> _Provided records_:
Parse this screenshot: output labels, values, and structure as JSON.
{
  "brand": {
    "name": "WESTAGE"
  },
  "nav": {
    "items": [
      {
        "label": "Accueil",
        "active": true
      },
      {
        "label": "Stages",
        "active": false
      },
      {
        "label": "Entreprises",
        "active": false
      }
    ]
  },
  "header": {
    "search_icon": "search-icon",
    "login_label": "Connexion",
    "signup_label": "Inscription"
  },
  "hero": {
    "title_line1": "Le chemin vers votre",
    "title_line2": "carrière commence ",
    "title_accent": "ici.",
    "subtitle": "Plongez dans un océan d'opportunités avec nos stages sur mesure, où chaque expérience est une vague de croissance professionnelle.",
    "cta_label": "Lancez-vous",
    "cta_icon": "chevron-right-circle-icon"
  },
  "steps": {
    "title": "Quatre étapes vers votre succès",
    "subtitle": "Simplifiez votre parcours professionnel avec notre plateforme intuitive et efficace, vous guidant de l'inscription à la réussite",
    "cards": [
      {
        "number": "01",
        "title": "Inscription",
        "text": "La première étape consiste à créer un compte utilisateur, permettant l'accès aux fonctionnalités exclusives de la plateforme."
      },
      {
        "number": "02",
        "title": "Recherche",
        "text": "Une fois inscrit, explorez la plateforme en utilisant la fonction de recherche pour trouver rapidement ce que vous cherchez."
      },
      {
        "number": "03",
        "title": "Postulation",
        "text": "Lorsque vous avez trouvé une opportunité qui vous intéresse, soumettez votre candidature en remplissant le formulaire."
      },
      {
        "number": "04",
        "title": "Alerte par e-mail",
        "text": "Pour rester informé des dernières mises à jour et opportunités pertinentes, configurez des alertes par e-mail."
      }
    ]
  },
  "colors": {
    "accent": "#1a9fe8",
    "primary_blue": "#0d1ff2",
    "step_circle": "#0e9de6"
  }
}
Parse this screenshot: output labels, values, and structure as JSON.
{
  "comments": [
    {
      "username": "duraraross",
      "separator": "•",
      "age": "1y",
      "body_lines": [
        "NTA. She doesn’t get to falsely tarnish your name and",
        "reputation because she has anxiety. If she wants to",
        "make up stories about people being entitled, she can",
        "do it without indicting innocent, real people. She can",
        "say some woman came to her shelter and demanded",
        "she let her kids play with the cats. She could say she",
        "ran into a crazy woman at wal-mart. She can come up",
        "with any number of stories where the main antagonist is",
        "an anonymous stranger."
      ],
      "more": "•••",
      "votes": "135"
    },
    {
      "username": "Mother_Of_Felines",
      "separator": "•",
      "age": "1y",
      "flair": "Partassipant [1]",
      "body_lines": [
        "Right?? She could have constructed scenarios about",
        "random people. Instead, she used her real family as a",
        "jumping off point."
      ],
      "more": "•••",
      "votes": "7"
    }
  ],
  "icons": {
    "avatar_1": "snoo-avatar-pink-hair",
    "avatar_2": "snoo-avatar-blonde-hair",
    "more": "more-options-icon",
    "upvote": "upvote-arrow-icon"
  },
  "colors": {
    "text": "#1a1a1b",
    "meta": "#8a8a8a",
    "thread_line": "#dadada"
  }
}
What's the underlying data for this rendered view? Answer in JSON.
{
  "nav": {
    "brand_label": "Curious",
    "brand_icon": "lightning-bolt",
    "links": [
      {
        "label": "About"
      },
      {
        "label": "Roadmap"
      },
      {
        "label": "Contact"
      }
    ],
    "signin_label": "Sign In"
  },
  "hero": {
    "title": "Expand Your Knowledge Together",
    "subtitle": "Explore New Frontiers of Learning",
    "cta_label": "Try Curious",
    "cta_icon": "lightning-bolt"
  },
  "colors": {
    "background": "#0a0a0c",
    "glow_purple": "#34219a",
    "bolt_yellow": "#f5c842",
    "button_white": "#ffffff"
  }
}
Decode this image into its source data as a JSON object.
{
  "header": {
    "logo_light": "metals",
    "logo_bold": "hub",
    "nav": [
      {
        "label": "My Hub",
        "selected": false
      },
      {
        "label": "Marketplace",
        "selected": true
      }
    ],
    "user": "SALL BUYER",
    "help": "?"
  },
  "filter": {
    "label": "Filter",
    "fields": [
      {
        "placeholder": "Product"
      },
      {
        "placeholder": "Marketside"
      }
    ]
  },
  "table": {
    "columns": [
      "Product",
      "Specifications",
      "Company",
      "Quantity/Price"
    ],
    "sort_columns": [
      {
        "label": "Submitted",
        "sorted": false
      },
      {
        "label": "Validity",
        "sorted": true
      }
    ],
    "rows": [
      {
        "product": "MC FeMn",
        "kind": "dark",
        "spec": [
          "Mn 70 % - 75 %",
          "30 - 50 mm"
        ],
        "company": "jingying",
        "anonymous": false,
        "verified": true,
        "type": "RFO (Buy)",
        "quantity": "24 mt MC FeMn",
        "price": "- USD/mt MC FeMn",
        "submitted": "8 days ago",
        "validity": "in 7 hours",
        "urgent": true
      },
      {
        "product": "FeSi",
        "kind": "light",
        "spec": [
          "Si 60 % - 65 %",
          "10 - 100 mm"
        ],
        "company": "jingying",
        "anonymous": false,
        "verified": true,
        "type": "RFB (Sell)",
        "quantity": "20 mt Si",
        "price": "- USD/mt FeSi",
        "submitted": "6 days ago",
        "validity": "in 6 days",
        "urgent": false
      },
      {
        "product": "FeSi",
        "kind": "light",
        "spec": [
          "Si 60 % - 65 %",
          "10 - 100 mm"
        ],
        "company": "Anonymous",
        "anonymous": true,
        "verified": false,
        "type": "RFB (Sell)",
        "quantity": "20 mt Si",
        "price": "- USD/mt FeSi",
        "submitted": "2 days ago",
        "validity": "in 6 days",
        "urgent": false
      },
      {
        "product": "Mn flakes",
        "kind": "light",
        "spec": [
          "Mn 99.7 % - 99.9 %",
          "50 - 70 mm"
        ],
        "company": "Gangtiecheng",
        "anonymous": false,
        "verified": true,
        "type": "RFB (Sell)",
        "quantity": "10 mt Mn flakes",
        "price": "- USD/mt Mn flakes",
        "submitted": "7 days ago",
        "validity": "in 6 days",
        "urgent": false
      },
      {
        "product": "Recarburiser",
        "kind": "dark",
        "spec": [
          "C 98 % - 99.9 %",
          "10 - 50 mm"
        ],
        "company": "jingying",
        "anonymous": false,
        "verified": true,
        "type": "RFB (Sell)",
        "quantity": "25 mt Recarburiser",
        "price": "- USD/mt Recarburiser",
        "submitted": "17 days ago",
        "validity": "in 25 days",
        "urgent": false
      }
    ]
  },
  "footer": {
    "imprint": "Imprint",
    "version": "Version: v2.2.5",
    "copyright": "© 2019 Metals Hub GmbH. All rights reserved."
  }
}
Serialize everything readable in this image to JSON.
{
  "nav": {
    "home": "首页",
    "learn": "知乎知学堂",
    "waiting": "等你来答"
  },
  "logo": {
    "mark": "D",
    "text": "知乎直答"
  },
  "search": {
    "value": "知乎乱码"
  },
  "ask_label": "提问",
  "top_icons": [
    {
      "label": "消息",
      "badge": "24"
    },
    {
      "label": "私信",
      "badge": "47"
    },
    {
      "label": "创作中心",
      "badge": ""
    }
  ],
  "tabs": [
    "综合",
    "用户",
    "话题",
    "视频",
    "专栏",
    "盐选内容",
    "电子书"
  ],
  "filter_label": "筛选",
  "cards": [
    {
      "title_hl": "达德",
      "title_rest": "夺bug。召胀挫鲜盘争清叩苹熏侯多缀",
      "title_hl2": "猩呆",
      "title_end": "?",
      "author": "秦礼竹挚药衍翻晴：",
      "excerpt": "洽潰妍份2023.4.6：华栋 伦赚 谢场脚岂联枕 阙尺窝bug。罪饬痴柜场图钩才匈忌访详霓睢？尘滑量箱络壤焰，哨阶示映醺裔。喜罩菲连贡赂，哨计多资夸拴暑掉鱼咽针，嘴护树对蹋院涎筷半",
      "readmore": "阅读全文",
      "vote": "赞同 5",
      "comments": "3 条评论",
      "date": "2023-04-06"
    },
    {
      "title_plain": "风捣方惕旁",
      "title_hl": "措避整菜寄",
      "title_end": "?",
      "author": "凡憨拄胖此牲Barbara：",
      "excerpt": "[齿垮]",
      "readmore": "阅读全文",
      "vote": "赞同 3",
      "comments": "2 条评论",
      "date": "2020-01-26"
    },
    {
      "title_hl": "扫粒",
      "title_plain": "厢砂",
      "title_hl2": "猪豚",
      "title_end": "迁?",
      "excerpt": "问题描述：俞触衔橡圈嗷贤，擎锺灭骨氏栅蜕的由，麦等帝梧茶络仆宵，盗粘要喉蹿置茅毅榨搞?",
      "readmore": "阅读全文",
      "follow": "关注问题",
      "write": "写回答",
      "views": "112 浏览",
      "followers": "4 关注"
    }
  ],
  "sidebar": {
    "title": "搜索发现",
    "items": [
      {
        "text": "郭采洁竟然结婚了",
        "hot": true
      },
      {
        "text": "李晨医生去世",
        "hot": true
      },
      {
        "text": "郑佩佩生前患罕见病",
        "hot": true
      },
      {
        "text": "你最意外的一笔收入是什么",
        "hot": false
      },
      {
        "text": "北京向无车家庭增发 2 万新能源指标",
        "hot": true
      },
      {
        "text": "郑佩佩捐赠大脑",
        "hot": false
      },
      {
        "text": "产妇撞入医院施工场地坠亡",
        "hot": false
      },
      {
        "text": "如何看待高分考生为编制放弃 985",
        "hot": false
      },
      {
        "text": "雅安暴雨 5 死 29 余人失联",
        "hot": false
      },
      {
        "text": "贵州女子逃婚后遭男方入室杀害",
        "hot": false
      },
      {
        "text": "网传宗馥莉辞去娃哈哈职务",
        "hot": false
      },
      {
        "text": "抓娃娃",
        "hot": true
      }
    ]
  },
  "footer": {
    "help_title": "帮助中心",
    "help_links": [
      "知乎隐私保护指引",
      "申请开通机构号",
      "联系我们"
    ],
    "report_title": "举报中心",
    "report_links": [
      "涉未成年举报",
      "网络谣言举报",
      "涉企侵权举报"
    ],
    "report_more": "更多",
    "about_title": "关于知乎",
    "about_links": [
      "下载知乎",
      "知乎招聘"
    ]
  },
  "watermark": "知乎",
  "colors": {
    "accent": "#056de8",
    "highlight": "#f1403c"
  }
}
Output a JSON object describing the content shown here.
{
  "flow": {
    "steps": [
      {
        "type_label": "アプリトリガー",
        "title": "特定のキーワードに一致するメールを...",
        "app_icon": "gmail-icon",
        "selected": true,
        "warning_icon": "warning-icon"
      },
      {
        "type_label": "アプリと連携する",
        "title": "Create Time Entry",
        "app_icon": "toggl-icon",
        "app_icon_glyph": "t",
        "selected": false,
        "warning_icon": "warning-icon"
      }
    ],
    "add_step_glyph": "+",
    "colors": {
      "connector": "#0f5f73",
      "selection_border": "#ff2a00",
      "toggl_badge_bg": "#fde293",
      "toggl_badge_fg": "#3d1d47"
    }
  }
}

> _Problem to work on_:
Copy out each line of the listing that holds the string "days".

> _Response area_:
        "submitted": "8 days ago",
        "submitted": "6 days ago",
        "validity": "in 6 days",
        "submitted": "2 days ago",
        "validity": "in 6 days",
        "submitted": "7 days ago",
        "validity": "in 6 days",
        "submitted": "17 days ago",
        "validity": "in 25 days",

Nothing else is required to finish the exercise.